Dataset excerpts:
╔══
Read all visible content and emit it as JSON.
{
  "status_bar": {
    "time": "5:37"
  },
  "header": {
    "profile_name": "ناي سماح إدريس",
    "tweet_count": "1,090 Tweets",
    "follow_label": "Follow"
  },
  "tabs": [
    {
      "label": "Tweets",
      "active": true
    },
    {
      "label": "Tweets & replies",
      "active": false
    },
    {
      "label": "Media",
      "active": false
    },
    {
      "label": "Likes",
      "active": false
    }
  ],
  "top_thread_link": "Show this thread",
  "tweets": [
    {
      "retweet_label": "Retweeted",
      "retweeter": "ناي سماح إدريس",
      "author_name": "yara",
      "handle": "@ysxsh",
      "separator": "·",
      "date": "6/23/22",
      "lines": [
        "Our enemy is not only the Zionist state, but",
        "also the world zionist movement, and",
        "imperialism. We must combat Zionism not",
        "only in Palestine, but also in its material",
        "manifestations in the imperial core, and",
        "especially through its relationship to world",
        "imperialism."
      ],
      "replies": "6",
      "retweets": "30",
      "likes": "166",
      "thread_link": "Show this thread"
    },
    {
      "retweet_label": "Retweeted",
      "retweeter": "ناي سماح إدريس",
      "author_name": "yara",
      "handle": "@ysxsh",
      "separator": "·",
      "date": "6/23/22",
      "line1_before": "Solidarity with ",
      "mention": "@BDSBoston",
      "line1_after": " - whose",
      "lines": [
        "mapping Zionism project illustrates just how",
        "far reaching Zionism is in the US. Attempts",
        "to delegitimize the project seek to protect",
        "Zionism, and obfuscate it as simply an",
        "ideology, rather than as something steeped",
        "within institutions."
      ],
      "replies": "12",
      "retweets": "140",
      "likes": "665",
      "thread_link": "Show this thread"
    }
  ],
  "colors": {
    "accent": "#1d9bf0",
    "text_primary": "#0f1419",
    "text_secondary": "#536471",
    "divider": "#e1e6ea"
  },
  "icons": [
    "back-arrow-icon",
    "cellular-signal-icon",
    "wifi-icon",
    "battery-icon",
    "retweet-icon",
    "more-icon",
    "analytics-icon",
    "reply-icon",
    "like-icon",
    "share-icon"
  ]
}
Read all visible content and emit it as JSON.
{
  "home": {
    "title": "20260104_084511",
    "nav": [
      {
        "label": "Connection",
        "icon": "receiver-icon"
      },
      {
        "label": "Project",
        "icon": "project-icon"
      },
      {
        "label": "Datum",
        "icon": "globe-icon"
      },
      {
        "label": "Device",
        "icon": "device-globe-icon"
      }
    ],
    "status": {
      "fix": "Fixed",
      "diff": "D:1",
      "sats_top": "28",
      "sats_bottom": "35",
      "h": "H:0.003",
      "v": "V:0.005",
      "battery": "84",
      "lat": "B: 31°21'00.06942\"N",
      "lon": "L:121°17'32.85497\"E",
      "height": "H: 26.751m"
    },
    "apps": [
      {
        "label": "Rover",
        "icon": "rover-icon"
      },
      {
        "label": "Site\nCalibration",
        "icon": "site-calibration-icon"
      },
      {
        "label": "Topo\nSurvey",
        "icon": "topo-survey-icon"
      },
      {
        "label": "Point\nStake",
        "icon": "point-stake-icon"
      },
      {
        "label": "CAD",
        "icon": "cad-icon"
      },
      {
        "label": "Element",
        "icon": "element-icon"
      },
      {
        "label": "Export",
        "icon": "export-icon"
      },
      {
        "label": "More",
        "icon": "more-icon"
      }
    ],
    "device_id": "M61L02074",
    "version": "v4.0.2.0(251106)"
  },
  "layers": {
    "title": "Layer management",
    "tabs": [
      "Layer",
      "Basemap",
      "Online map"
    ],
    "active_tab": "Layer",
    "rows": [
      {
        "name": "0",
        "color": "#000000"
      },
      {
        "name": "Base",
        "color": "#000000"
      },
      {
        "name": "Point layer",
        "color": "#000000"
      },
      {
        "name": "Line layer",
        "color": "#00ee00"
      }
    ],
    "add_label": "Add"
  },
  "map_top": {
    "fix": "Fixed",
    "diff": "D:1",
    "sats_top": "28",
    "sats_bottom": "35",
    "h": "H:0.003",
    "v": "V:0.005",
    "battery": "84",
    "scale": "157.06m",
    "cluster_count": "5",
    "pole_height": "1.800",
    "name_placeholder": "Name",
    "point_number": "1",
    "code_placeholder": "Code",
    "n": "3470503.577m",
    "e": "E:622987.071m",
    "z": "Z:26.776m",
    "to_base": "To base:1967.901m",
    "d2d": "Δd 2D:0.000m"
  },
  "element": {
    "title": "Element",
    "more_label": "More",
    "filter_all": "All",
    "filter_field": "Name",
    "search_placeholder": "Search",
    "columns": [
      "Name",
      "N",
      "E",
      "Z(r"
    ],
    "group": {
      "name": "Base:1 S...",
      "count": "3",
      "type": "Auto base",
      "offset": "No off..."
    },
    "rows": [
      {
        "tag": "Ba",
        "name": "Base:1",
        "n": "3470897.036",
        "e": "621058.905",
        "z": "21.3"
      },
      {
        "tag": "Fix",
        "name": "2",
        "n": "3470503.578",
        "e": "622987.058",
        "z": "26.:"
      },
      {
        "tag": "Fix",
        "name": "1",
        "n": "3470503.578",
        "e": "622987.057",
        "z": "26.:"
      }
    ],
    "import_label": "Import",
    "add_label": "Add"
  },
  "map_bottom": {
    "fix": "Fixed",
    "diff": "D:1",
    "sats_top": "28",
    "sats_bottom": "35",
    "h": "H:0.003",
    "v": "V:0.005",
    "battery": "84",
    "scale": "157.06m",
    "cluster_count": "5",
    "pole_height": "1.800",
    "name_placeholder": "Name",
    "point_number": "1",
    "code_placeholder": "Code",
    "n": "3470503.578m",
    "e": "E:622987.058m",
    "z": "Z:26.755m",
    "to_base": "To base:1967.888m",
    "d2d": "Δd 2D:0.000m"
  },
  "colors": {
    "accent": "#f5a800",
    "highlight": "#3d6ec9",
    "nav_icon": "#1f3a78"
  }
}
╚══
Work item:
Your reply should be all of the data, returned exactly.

Task output:
Read all visible content and emit it as JSON.
{
  "status_bar": {
    "time": "5:37"
  },
  "header": {
    "profile_name": "ناي سماح إدريس",
    "tweet_count": "1,090 Tweets",
    "follow_label": "Follow"
  },
  "tabs": [
    {
      "label": "Tweets",
      "active": true
    },
    {
      "label": "Tweets & replies",
      "active": false
    },
    {
      "label": "Media",
      "active": false
    },
    {
      "label": "Likes",
      "active": false
    }
  ],
  "top_thread_link": "Show this thread",
  "tweets": [
    {
      "retweet_label": "Retweeted",
      "retweeter": "ناي سماح إدريس",
      "author_name": "yara",
      "handle": "@ysxsh",
      "separator": "·",
      "date": "6/23/22",
      "lines": [
        "Our enemy is not only the Zionist state, but",
        "also the world zionist movement, and",
        "imperialism. We must combat Zionism not",
        "only in Palestine, but also in its material",
        "manifestations in the imperial core, and",
        "especially through its relationship to world",
        "imperialism."
      ],
      "replies": "6",
      "retweets": "30",
      "likes": "166",
      "thread_link": "Show this thread"
    },
    {
      "retweet_label": "Retweeted",
      "retweeter": "ناي سماح إدريس",
      "author_name": "yara",
      "handle": "@ysxsh",
      "separator": "·",
      "date": "6/23/22",
      "line1_before": "Solidarity with ",
      "mention": "@BDSBoston",
      "line1_after": " - whose",
      "lines": [
        "mapping Zionism project illustrates just how",
        "far reaching Zionism is in the US. Attempts",
        "to delegitimize the project seek to protect",
        "Zionism, and obfuscate it as simply an",
        "ideology, rather than as something steeped",
        "within institutions."
      ],
      "replies": "12",
      "retweets": "140",
      "likes": "665",
      "thread_link": "Show this thread"
    }
  ],
  "colors": {
    "accent": "#1d9bf0",
    "text_primary": "#0f1419",
    "text_secondary": "#536471",
    "divider": "#e1e6ea"
  },
  "icons": [
    "back-arrow-icon",
    "cellular-signal-icon",
    "wifi-icon",
    "battery-icon",
    "retweet-icon",
    "more-icon",
    "analytics-icon",
    "reply-icon",
    "like-icon",
    "share-icon"
  ]
}
Read all visible content and emit it as JSON.
{
  "home": {
    "title": "20260104_084511",
    "nav": [
      {
        "label": "Connection",
        "icon": "receiver-icon"
      },
      {
        "label": "Project",
        "icon": "project-icon"
      },
      {
        "label": "Datum",
        "icon": "globe-icon"
      },
      {
        "label": "Device",
        "icon": "device-globe-icon"
      }
    ],
    "status": {
      "fix": "Fixed",
      "diff": "D:1",
      "sats_top": "28",
      "sats_bottom": "35",
      "h": "H:0.003",
      "v": "V:0.005",
      "battery": "84",
      "lat": "B: 31°21'00.06942\"N",
      "lon": "L:121°17'32.85497\"E",
      "height": "H: 26.751m"
    },
    "apps": [
      {
        "label": "Rover",
        "icon": "rover-icon"
      },
      {
        "label": "Site\nCalibration",
        "icon": "site-calibration-icon"
      },
      {
        "label": "Topo\nSurvey",
        "icon": "topo-survey-icon"
      },
      {
        "label": "Point\nStake",
        "icon": "point-stake-icon"
      },
      {
        "label": "CAD",
        "icon": "cad-icon"
      },
      {
        "label": "Element",
        "icon": "element-icon"
      },
      {
        "label": "Export",
        "icon": "export-icon"
      },
      {
        "label": "More",
        "icon": "more-icon"
      }
    ],
    "device_id": "M61L02074",
    "version": "v4.0.2.0(251106)"
  },
  "layers": {
    "title": "Layer management",
    "tabs": [
      "Layer",
      "Basemap",
      "Online map"
    ],
    "active_tab": "Layer",
    "rows": [
      {
        "name": "0",
        "color": "#000000"
      },
      {
        "name": "Base",
        "color": "#000000"
      },
      {
        "name": "Point layer",
        "color": "#000000"
      },
      {
        "name": "Line layer",
        "color": "#00ee00"
      }
    ],
    "add_label": "Add"
  },
  "map_top": {
    "fix": "Fixed",
    "diff": "D:1",
    "sats_top": "28",
    "sats_bottom": "35",
    "h": "H:0.003",
    "v": "V:0.005",
    "battery": "84",
    "scale": "157.06m",
    "cluster_count": "5",
    "pole_height": "1.800",
    "name_placeholder": "Name",
    "point_number": "1",
    "code_placeholder": "Code",
    "n": "3470503.577m",
    "e": "E:622987.071m",
    "z": "Z:26.776m",
    "to_base": "To base:1967.901m",
    "d2d": "Δd 2D:0.000m"
  },
  "element": {
    "title": "Element",
    "more_label": "More",
    "filter_all": "All",
    "filter_field": "Name",
    "search_placeholder": "Search",
    "columns": [
      "Name",
      "N",
      "E",
      "Z(r"
    ],
    "group": {
      "name": "Base:1 S...",
      "count": "3",
      "type": "Auto base",
      "offset": "No off..."
    },
    "rows": [
      {
        "tag": "Ba",
        "name": "Base:1",
        "n": "3470897.036",
        "e": "621058.905",
        "z": "21.3"
      },
      {
        "tag": "Fix",
        "name": "2",
        "n": "3470503.578",
        "e": "622987.058",
        "z": "26.:"
      },
      {
        "tag": "Fix",
        "name": "1",
        "n": "3470503.578",
        "e": "622987.057",
        "z": "26.:"
      }
    ],
    "import_label": "Import",
    "add_label": "Add"
  },
  "map_bottom": {
    "fix": "Fixed",
    "diff": "D:1",
    "sats_top": "28",
    "sats_bottom": "35",
    "h": "H:0.003",
    "v": "V:0.005",
    "battery": "84",
    "scale": "157.06m",
    "cluster_count": "5",
    "pole_height": "1.800",
    "name_placeholder": "Name",
    "point_number": "1",
    "code_placeholder": "Code",
    "n": "3470503.578m",
    "e": "E:622987.058m",
    "z": "Z:26.755m",
    "to_base": "To base:1967.888m",
    "d2d": "Δd 2D:0.000m"
  },
  "colors": {
    "accent": "#f5a800",
    "highlight": "#3d6ec9",
    "nav_icon": "#1f3a78"
  }
}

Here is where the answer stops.